##### Provided information #####

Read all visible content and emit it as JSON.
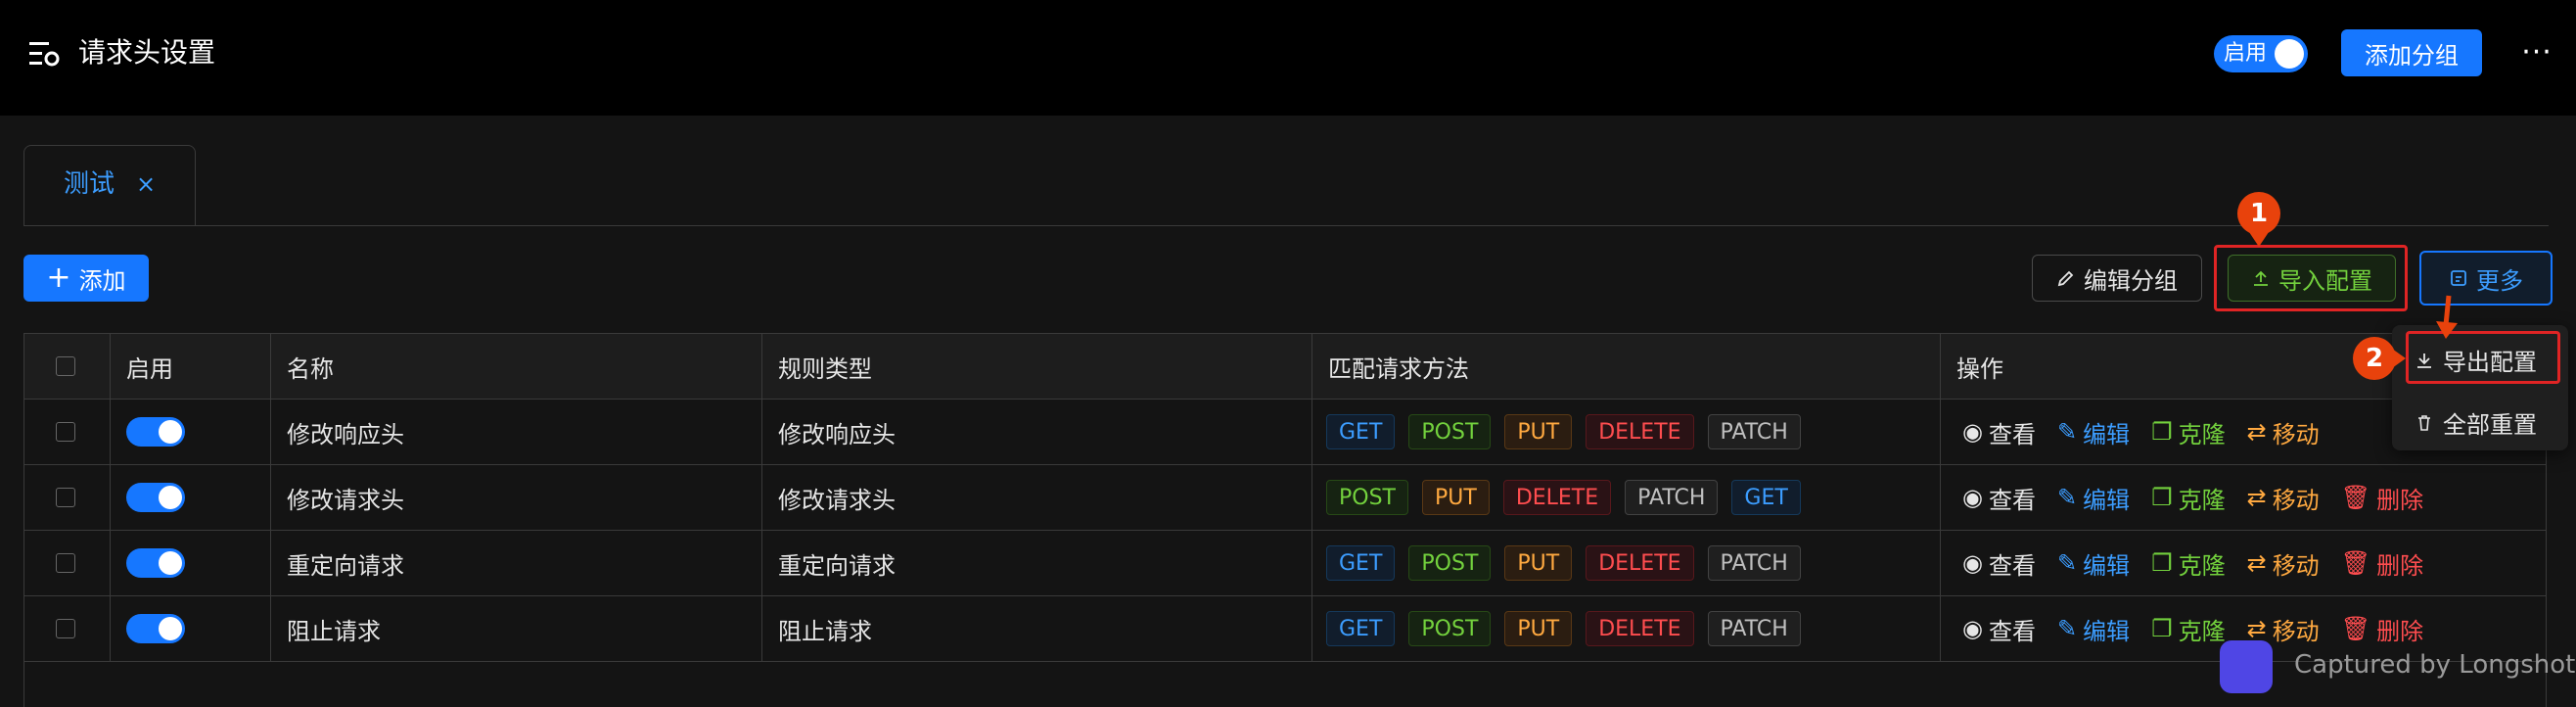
{
  "header": {
    "title": "请求头设置",
    "enable_label": "启用",
    "add_group_label": "添加分组",
    "more_label": "···"
  },
  "tabs": [
    {
      "label": "测试",
      "close": "×"
    }
  ],
  "toolbar": {
    "add_label": "添加",
    "edit_group_label": "编辑分组",
    "import_label": "导入配置",
    "more_label": "更多"
  },
  "dropdown": {
    "items": [
      {
        "label": "导出配置",
        "icon": "download-icon"
      },
      {
        "label": "全部重置",
        "icon": "trash-icon"
      }
    ]
  },
  "annotations": {
    "step1": "1",
    "step2": "2"
  },
  "table": {
    "columns": [
      "启用",
      "名称",
      "规则类型",
      "匹配请求方法",
      "操作"
    ],
    "rows": [
      {
        "name": "修改响应头",
        "type": "修改响应头",
        "methods": [
          "GET",
          "POST",
          "PUT",
          "DELETE",
          "PATCH"
        ]
      },
      {
        "name": "修改请求头",
        "type": "修改请求头",
        "methods": [
          "POST",
          "PUT",
          "DELETE",
          "PATCH",
          "GET"
        ]
      },
      {
        "name": "重定向请求",
        "type": "重定向请求",
        "methods": [
          "GET",
          "POST",
          "PUT",
          "DELETE",
          "PATCH"
        ]
      },
      {
        "name": "阻止请求",
        "type": "阻止请求",
        "methods": [
          "GET",
          "POST",
          "PUT",
          "DELETE",
          "PATCH"
        ]
      }
    ],
    "actions": {
      "view": "查看",
      "edit": "编辑",
      "clone": "克隆",
      "move": "移动",
      "delete": "删除"
    }
  },
  "watermark": "Captured by Longshot",
  "colors": {
    "accent": "#1677ff",
    "highlight": "#e02424",
    "badge": "#e8420c"
  }
}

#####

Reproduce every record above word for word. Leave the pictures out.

Read all visible content and emit it as JSON.
{
  "header": {
    "title": "请求头设置",
    "enable_label": "启用",
    "add_group_label": "添加分组",
    "more_label": "···"
  },
  "tabs": [
    {
      "label": "测试",
      "close": "×"
    }
  ],
  "toolbar": {
    "add_label": "添加",
    "edit_group_label": "编辑分组",
    "import_label": "导入配置",
    "more_label": "更多"
  },
  "dropdown": {
    "items": [
      {
        "label": "导出配置",
        "icon": "download-icon"
      },
      {
        "label": "全部重置",
        "icon": "trash-icon"
      }
    ]
  },
  "annotations": {
    "step1": "1",
    "step2": "2"
  },
  "table": {
    "columns": [
      "启用",
      "名称",
      "规则类型",
      "匹配请求方法",
      "操作"
    ],
    "rows": [
      {
        "name": "修改响应头",
        "type": "修改响应头",
        "methods": [
          "GET",
          "POST",
          "PUT",
          "DELETE",
          "PATCH"
        ]
      },
      {
        "name": "修改请求头",
        "type": "修改请求头",
        "methods": [
          "POST",
          "PUT",
          "DELETE",
          "PATCH",
          "GET"
        ]
      },
      {
        "name": "重定向请求",
        "type": "重定向请求",
        "methods": [
          "GET",
          "POST",
          "PUT",
          "DELETE",
          "PATCH"
        ]
      },
      {
        "name": "阻止请求",
        "type": "阻止请求",
        "methods": [
          "GET",
          "POST",
          "PUT",
          "DELETE",
          "PATCH"
        ]
      }
    ],
    "actions": {
      "view": "查看",
      "edit": "编辑",
      "clone": "克隆",
      "move": "移动",
      "delete": "删除"
    }
  },
  "watermark": "Captured by Longshot",
  "colors": {
    "accent": "#1677ff",
    "highlight": "#e02424",
    "badge": "#e8420c"
  }
}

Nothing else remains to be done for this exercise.